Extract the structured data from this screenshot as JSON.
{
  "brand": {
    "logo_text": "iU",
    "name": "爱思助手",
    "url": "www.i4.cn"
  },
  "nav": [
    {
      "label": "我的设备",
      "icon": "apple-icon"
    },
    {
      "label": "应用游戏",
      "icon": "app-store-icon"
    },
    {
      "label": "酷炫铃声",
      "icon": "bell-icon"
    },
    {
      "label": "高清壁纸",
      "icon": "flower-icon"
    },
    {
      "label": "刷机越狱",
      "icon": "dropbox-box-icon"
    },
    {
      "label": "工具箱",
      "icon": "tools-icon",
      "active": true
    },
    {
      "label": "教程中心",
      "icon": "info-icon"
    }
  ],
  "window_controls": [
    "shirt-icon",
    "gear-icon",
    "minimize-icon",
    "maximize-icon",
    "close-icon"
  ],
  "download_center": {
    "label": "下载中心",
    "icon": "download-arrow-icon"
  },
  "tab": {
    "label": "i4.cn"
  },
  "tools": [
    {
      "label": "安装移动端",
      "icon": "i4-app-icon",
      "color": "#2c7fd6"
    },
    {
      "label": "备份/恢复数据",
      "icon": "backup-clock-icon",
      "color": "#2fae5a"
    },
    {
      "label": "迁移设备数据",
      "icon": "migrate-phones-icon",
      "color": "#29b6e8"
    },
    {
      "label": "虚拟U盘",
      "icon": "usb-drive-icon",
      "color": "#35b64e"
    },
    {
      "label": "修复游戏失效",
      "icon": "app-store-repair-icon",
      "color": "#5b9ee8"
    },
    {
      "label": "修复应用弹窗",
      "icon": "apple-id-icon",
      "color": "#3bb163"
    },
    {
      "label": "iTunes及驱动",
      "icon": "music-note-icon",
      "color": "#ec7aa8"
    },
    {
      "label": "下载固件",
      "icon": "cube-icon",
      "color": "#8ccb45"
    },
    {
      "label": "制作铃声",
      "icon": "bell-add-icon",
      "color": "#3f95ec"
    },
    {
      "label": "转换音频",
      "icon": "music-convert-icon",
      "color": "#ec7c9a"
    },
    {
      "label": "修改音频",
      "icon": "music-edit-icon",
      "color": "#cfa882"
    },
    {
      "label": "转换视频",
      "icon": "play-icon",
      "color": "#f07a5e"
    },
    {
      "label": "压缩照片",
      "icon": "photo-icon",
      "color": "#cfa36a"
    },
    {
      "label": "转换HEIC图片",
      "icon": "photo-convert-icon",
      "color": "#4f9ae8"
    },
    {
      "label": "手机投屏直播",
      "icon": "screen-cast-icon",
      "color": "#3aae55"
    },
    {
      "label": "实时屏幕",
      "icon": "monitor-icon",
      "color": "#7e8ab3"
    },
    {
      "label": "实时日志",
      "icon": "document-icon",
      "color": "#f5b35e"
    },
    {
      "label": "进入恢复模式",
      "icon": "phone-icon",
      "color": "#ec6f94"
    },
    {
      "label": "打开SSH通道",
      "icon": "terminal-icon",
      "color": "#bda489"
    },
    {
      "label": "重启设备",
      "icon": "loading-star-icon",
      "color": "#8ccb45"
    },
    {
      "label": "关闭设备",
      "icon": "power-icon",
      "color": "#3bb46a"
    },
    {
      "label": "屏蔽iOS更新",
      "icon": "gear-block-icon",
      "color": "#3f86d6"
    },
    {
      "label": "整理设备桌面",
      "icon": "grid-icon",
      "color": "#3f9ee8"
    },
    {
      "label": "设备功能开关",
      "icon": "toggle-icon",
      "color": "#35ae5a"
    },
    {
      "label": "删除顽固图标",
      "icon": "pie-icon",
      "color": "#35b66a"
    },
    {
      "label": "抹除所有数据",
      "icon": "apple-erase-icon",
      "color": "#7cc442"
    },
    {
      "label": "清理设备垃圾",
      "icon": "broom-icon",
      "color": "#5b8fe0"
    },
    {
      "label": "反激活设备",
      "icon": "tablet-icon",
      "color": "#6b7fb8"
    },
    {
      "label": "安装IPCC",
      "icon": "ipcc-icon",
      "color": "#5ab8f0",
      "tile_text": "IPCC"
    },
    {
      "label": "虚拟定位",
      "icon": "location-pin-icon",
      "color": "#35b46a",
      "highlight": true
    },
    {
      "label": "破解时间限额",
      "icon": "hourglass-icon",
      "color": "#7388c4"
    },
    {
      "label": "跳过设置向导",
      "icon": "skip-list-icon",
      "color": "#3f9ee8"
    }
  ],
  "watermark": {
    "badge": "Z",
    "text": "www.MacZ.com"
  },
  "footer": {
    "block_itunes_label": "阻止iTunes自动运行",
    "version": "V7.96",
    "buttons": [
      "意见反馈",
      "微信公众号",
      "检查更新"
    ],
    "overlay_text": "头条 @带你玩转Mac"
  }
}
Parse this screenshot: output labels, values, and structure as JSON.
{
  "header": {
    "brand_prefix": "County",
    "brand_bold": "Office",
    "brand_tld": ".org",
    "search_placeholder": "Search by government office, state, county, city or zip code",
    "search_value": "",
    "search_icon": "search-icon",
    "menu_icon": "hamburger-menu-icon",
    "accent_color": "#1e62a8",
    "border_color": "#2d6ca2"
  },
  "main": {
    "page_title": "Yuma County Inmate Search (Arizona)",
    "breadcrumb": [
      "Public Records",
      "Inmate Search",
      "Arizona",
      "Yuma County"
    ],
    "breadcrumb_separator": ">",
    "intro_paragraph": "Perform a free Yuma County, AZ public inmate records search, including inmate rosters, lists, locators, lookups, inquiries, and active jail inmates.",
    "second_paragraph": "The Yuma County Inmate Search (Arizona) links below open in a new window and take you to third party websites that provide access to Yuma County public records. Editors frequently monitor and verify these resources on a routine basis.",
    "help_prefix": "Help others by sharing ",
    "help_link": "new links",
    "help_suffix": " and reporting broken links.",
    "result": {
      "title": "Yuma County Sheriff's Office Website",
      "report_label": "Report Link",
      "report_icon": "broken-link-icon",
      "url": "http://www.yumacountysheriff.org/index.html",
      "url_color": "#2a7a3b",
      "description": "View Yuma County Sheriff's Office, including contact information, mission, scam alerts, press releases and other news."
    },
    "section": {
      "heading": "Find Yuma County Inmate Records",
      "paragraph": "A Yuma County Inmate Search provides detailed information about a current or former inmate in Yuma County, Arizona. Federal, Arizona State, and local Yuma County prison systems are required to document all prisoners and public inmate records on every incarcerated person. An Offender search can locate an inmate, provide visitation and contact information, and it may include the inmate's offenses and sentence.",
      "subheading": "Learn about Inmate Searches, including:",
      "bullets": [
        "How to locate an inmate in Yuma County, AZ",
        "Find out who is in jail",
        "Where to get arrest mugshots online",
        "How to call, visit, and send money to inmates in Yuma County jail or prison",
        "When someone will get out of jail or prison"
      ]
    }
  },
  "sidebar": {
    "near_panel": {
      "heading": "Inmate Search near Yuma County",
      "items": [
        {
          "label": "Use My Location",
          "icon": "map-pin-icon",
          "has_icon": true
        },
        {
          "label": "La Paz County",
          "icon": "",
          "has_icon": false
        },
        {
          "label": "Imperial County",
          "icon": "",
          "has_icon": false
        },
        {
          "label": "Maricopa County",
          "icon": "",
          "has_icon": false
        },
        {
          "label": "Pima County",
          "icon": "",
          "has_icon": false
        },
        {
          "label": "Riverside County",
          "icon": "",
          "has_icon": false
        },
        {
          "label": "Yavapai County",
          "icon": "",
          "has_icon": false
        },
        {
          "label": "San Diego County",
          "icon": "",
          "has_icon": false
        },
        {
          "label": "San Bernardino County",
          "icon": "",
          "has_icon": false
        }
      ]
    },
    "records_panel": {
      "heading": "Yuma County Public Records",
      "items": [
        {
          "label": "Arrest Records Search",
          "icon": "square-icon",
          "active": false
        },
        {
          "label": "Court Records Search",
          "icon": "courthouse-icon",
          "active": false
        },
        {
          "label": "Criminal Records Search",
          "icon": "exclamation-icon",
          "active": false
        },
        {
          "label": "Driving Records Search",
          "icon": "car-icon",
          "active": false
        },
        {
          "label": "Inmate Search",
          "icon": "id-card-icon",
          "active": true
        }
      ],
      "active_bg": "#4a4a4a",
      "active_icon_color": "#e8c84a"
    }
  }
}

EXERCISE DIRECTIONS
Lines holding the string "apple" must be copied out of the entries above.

ANSWER SPACE
      "icon": "apple-icon"
      "icon": "apple-id-icon",
      "icon": "apple-erase-icon",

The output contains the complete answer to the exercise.